**INFORMATION SHOWN:**
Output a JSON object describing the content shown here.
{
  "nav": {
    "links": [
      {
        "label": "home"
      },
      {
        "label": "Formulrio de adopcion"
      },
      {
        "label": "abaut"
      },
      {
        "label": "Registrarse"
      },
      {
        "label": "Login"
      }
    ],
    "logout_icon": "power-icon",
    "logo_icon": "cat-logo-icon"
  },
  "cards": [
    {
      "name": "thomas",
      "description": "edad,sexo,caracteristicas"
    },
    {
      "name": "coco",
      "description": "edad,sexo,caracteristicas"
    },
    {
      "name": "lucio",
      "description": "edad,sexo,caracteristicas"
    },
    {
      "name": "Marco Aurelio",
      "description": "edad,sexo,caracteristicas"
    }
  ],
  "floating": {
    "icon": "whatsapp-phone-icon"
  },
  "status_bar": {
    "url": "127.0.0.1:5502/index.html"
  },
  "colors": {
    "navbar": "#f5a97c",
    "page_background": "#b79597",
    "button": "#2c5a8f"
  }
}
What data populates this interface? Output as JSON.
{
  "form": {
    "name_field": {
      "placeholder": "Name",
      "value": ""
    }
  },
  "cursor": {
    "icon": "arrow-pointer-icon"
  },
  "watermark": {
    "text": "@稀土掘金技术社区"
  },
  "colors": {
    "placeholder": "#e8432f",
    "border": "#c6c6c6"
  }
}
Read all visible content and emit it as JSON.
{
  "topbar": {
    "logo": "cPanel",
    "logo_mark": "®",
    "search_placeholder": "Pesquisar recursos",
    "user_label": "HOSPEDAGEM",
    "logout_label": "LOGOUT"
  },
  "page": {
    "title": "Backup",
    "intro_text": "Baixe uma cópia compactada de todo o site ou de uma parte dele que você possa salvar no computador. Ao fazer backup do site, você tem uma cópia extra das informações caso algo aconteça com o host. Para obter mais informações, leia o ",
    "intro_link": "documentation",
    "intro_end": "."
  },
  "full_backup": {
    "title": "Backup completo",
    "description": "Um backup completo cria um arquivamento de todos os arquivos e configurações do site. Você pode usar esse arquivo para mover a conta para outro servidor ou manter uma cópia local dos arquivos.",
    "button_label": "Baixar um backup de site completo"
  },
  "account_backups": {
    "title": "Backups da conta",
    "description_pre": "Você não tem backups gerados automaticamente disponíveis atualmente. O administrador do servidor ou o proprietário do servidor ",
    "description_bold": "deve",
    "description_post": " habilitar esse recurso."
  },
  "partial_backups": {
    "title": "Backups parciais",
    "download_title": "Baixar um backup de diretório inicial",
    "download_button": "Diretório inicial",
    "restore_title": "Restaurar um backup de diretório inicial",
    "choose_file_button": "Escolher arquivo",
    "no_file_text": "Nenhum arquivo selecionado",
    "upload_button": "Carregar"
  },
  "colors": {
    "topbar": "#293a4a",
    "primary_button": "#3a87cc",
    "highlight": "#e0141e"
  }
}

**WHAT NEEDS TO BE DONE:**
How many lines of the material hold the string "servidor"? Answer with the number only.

**SOLUTION FOR THIS PROBLEM:**
2